What is Snoring? What are the Treatments for Snoring?
Snoring is a common sleep disorder that affects millions of people worldwide. It is characterized by the loud, harsh sound produced during sleep when the flow of air through the mouth and nose is partially blocked. Snoring can disrupt sleep patterns and lead to various health issues, including daytime fatigue, irritability, and decreased cognitive function. In severe cases, it can even be a sign of a more serious underlying condition called sleep apnea.
There are several factors that contribute to snoring. The most common cause is the relaxation of the muscles in the throat and tongue during sleep, which can narrow the airway and obstruct the flow of air. Other factors that can increase the risk of snoring include obesity, alcohol consumption, smoking, nasal congestion, and certain sleep positions.
Fortunately, there are various treatments available to help reduce or eliminate snoring. The choice of treatment depends on the underlying cause and severity of the snoring. Here are some of the most common treatments for snoring:
1. Lifestyle changes: Making certain lifestyle modifications can often help reduce snoring.

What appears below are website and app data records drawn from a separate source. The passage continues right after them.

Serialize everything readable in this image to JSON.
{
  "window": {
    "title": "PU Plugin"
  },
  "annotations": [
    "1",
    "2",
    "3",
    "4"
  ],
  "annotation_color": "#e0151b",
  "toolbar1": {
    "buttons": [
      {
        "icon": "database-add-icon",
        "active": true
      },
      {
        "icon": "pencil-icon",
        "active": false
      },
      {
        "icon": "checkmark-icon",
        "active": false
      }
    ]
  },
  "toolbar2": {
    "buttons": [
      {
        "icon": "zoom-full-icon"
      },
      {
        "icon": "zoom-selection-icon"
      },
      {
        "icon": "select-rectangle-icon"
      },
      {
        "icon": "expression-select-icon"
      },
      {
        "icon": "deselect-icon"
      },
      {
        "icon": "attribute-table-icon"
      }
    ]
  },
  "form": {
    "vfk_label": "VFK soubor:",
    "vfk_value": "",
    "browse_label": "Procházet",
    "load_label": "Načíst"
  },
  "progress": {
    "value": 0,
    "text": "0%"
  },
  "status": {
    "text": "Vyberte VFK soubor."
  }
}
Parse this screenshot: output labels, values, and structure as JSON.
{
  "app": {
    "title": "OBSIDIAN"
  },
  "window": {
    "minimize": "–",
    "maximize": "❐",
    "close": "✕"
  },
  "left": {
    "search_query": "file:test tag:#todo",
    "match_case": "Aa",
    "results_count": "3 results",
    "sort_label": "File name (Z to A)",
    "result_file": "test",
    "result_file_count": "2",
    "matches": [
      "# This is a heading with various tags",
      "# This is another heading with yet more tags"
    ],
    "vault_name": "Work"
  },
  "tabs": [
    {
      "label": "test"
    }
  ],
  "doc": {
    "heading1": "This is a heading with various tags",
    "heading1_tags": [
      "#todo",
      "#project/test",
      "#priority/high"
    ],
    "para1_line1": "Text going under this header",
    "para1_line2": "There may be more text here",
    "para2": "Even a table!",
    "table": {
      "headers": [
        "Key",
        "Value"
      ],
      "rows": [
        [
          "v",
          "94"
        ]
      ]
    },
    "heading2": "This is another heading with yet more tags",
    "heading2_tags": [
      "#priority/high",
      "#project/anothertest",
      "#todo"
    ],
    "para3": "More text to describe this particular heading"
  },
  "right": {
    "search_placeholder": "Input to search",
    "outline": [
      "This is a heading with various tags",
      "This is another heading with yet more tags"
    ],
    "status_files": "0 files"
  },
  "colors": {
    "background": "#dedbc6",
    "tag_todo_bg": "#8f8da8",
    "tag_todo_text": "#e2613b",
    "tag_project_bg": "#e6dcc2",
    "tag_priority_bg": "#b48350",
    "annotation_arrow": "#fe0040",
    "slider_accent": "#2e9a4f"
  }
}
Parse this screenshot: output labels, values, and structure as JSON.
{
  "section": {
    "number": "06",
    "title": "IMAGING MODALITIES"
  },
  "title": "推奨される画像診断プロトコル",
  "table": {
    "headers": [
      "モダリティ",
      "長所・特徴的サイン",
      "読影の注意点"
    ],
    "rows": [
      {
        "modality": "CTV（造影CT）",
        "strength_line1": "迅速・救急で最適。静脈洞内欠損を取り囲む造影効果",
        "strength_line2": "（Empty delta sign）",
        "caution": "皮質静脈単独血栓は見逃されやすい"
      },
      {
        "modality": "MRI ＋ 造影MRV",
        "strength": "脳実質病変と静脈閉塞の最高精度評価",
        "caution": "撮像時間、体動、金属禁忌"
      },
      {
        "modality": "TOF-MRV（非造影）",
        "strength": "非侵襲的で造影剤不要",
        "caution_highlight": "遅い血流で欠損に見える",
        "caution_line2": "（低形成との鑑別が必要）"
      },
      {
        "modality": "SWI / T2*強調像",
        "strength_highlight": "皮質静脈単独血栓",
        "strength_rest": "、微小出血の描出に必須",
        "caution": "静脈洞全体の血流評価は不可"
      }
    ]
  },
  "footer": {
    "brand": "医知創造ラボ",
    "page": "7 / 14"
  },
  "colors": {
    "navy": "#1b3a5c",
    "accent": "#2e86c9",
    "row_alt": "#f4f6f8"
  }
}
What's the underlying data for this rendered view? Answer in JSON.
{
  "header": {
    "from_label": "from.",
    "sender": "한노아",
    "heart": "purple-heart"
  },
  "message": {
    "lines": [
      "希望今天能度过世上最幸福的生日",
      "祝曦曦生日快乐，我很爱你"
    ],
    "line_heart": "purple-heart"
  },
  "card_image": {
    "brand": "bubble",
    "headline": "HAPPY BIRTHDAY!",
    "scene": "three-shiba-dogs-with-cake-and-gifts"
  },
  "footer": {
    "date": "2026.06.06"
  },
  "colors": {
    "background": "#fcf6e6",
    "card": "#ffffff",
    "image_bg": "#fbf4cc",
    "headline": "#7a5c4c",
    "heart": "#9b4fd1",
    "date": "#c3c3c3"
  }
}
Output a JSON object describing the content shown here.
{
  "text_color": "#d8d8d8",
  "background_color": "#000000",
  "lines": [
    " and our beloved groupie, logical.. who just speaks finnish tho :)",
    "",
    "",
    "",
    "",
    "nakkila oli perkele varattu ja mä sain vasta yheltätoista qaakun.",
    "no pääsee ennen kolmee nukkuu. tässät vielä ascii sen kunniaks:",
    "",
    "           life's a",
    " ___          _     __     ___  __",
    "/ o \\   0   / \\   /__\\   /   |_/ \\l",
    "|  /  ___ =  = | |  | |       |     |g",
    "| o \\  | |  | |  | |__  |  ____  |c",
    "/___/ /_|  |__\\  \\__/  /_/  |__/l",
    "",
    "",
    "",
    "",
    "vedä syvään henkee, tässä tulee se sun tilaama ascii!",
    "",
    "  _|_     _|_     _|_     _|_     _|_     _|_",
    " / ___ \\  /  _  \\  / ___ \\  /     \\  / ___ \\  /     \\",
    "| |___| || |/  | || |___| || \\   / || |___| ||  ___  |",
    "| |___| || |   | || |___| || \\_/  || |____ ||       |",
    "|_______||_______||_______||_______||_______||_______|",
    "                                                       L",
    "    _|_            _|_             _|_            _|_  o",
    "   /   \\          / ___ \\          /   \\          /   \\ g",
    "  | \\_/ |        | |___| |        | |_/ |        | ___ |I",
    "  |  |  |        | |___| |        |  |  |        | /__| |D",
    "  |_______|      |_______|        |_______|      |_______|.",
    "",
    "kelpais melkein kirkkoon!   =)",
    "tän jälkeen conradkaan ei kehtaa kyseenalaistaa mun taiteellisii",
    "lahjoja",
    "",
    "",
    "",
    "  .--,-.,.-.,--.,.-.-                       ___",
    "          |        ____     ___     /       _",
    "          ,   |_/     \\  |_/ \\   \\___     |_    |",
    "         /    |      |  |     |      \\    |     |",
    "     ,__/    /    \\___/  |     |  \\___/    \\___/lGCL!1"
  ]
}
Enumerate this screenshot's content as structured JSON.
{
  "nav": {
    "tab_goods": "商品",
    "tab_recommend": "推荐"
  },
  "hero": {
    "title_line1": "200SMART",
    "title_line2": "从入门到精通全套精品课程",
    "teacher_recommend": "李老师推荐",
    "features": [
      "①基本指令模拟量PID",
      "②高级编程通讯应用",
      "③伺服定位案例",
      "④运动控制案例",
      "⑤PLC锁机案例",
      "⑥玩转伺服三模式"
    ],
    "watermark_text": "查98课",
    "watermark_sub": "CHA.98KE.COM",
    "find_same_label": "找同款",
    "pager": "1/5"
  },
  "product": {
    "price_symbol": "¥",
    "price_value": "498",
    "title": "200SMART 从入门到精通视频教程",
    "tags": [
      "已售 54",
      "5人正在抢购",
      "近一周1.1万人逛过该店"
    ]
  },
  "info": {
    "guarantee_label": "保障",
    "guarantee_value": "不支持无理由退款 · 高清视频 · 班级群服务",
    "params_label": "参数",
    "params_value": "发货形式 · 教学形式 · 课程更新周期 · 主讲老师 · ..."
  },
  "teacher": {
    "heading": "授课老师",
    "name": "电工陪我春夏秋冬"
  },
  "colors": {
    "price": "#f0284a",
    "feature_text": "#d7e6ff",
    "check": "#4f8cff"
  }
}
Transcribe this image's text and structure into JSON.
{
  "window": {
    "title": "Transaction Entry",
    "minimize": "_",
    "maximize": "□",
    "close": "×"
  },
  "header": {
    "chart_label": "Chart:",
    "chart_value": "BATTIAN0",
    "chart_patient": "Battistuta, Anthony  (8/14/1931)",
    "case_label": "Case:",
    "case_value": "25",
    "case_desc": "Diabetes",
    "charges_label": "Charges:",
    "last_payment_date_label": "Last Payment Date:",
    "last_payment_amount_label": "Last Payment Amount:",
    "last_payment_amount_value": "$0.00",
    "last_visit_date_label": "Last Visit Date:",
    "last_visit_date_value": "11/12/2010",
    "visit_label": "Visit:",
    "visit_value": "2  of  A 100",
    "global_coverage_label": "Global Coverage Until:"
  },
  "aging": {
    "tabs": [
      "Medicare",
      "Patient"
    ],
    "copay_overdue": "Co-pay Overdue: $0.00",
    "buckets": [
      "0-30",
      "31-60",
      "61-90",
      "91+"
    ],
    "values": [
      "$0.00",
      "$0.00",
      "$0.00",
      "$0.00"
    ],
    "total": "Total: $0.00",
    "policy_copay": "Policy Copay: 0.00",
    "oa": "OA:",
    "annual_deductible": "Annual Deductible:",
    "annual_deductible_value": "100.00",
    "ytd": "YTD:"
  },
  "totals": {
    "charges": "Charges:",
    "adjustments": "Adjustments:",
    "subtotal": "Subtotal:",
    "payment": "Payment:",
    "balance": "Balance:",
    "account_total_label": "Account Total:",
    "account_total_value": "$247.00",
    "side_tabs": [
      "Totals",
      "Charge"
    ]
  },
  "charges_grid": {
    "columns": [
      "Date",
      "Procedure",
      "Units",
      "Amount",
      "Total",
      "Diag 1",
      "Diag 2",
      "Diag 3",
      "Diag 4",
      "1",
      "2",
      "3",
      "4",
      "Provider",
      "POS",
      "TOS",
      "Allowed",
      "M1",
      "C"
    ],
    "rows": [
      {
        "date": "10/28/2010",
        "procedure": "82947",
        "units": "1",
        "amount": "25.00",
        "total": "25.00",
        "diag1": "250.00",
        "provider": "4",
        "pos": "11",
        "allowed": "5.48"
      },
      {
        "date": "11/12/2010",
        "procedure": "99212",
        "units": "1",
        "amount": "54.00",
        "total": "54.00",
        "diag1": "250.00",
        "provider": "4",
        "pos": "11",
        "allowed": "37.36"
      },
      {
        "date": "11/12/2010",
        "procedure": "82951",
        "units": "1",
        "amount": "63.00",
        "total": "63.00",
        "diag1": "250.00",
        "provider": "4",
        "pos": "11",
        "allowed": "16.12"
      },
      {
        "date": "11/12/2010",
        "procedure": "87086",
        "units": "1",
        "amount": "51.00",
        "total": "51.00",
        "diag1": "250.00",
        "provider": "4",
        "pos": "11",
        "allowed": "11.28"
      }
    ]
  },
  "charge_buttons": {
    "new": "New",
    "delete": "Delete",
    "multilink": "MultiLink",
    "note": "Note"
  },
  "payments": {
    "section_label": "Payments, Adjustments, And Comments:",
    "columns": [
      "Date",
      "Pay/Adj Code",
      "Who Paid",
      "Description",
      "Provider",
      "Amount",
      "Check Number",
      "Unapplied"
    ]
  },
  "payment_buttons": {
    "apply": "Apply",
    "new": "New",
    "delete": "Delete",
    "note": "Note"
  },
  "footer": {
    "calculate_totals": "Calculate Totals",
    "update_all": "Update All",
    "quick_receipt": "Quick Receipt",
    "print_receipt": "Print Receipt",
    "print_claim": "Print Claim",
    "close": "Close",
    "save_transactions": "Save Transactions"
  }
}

Losing weight, avoiding alcohol and sedatives before bedtime, quitting smoking, and establishing a regular sleep routine can all contribute to improved sleep quality and reduced snoring.
2. Sleep position adjustment: Changing sleep positions can sometimes alleviate snoring. Sleeping on your side instead of your back can help keep the airway open and reduce the likelihood of snoring. There are also specialized pillows and devices available that can help encourage side sleeping.
3. Nasal strips and sprays: Nasal strips are adhesive strips that are placed on the outside of the nose to help open up the nasal passages and improve airflow. Nasal sprays, on the other hand, can help reduce nasal congestion and inflammation, making it easier to breathe through the nose and reducing snoring.
4. Oral appliances: Oral appliances, such as mandibular advancement devices, are custom-made devices that are worn in the mouth during sleep. These devices help reposition the jaw and tongue to keep the airway open and reduce snoring. They are often recommended for individuals with mild to moderate snoring or sleep apnea.
5. Continuous positive airway pressure (CPAP): CPAP is a common treatment for sleep apnea, but it can also be effective in reducing snoring. It involves wearing a mask over the nose or mouth during sleep, which delivers a continuous flow of air to keep the airway open. CPAP machines can be adjusted to provide the appropriate level of air pressure for each individual.
6. Surgery: In some cases, surgical intervention may be necessary to treat snoring. Surgical options include uvulopalatopharyngoplasty (UPPP), which involves removing excess tissue from the throat, and septoplasty, which corrects a deviated septum. Surgery is typically reserved for severe cases of snoring or when other treatments have failed.
It is important to note that the effectiveness of these treatments can vary depending on the individual and the underlying cause of snoring. It is always recommended to consult with a healthcare professional to determine the most appropriate treatment option.
In conclusion, snoring is a common sleep disorder that can have a significant impact on an individual’s quality of life. Fortunately, there are various treatments available to help reduce or eliminate snoring. Lifestyle changes, sleep position adjustment, nasal strips and sprays, oral appliances, CPAP, and surgery are some of the most common treatment options. It is important to seek medical advice to determine the most suitable treatment for each individual case.